Topology-Independent Loop-Free Alternate (TI-LFA) uses segment routing to provide link protection in topologies where other
fast reroute techniques cannot provide protection.
Classic Loop-Free Alternate (LFA) is topology dependent, and therefore cannot protect all destinations in all networks. A
limitation of LFA is that, even if one or more LFAs exist, the optimal LFA may not always be provided.
Remote LFA (RLFA) extends the coverage to 90-95% of the destinations, but it also does not always provide the most desired
repair path. RLFA also adds more operational complexity by requiring a targeted LDP session to the RLFAs to protect LDP traffic.
TI-LFA provides a solution to these limitations while maintaining the simplicity of the IPFRR solution.
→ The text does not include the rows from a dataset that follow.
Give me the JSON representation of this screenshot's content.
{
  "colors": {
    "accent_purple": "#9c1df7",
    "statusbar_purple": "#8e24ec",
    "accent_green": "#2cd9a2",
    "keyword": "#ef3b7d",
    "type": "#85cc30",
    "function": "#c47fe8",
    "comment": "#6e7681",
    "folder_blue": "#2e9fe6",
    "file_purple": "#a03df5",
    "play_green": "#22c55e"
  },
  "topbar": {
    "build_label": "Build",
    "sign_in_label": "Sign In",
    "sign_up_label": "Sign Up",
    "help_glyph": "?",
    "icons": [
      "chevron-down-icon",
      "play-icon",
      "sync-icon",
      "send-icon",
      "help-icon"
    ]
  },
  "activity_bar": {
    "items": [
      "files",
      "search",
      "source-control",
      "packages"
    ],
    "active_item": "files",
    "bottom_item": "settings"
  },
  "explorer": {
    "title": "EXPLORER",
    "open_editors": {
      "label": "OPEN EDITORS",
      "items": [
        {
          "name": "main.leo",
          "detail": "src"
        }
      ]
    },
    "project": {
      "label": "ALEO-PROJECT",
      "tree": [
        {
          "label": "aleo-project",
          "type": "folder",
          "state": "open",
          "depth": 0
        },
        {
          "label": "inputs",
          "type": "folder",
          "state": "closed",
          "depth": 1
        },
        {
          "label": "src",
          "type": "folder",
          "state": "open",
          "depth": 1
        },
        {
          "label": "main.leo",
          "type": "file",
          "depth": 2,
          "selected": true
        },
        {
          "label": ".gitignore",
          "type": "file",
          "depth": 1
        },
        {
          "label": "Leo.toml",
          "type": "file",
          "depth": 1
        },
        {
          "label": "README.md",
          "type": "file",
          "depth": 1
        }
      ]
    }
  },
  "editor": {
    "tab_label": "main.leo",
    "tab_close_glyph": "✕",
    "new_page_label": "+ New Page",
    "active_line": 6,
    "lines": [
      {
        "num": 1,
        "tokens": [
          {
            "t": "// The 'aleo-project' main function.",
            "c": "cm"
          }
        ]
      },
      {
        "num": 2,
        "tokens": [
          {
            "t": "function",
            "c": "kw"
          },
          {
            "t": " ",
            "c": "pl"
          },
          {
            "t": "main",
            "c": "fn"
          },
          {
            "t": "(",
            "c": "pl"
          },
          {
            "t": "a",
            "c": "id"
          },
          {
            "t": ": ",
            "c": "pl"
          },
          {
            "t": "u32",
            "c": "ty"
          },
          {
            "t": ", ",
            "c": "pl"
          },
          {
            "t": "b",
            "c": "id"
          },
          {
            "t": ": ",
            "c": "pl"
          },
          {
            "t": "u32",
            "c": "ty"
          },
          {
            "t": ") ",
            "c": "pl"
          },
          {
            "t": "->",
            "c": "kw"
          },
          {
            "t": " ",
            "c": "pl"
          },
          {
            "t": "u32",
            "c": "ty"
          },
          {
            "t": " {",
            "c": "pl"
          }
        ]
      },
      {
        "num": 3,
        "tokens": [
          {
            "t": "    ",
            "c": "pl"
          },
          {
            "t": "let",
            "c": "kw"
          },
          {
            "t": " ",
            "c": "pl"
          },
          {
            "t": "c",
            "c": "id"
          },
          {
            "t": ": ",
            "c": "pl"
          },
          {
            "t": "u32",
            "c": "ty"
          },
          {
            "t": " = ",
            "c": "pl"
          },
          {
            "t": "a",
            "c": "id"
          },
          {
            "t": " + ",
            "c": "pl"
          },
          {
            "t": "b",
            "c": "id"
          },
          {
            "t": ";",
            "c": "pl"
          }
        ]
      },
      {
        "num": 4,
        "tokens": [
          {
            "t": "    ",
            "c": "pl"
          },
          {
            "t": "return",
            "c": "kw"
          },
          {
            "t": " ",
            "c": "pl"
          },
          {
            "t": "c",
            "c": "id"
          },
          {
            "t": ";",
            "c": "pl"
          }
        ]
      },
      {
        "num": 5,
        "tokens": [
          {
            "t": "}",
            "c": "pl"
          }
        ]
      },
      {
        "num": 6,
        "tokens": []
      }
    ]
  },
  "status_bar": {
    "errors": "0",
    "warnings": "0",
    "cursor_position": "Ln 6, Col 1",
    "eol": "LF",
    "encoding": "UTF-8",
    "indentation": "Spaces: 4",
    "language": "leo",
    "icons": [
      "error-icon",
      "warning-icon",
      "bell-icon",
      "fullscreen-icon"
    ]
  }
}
The goal of TI-LFA is to reduce the packet loss that results while routers converge after a topology change due to a link
failure. Rapid failure repair (< 50 msec) is achieved through the use of pre-calculated backup paths that are loop-free and
safe to use until the distributed network convergence process is completed.
The optimal repair path is the path that the traffic will eventually follow after the IGP has converged. This is called the
post-convergence path. This path is preferred for the following reasons:
Optimal for capacity planning — During the capacity-planning phase of the network, the capacity of a link is provisioned while
taking into consideration that such link with be used when other links fail.
Simple to operate — There is no need to perform a case-by-case adjustments to select the best LFA among multiple candidate
Fewer traffic transitions — Since the repair path is equal to the post-convergence path, the traffic switches paths only once.
The following topology illustrates the optimal and automatic selection of the TI-LFA repair path.
Node 2 protects traffic to destination Node 5.
With classic LFA, traffic would be steered to Node 4 after a failure of the protected link. This path is not optimal, since
traffic is routed over edge node Node 4 that is connected to lower capacity links.
TI-LFA calculates a post-convergence path and derives the segment list required to steer packets along the post-convergence
path without looping back.
In this example, if the protected link fails, the shortest path from Node2 to Node5 would be:
Node2 → Node6 → Node7 → Node3 → Node5
Node7 is the PQ-node for destination Node5. TI-LFA encodes a single segment (prefix SID of Node7) in the header of the packets
on the repair path.
Behaviors and Limitations of TI-LFA
The behaviors and limitations of TI-LFA are listed below:
TI-LFA protects unlabeled IPv4 traffic.
TI-LFA does not protect unlabeled IPv6 traffic.
Configuring TI-LFA for IS-IS
This task describes how to enable per-prefix Topology Independent Loop-Free Alternate (TI-LFA) computation to converge traffic
flows around link failures.
Before you begin
Ensure that the following topology requirements are met:
Router interfaces are configured as per the topology.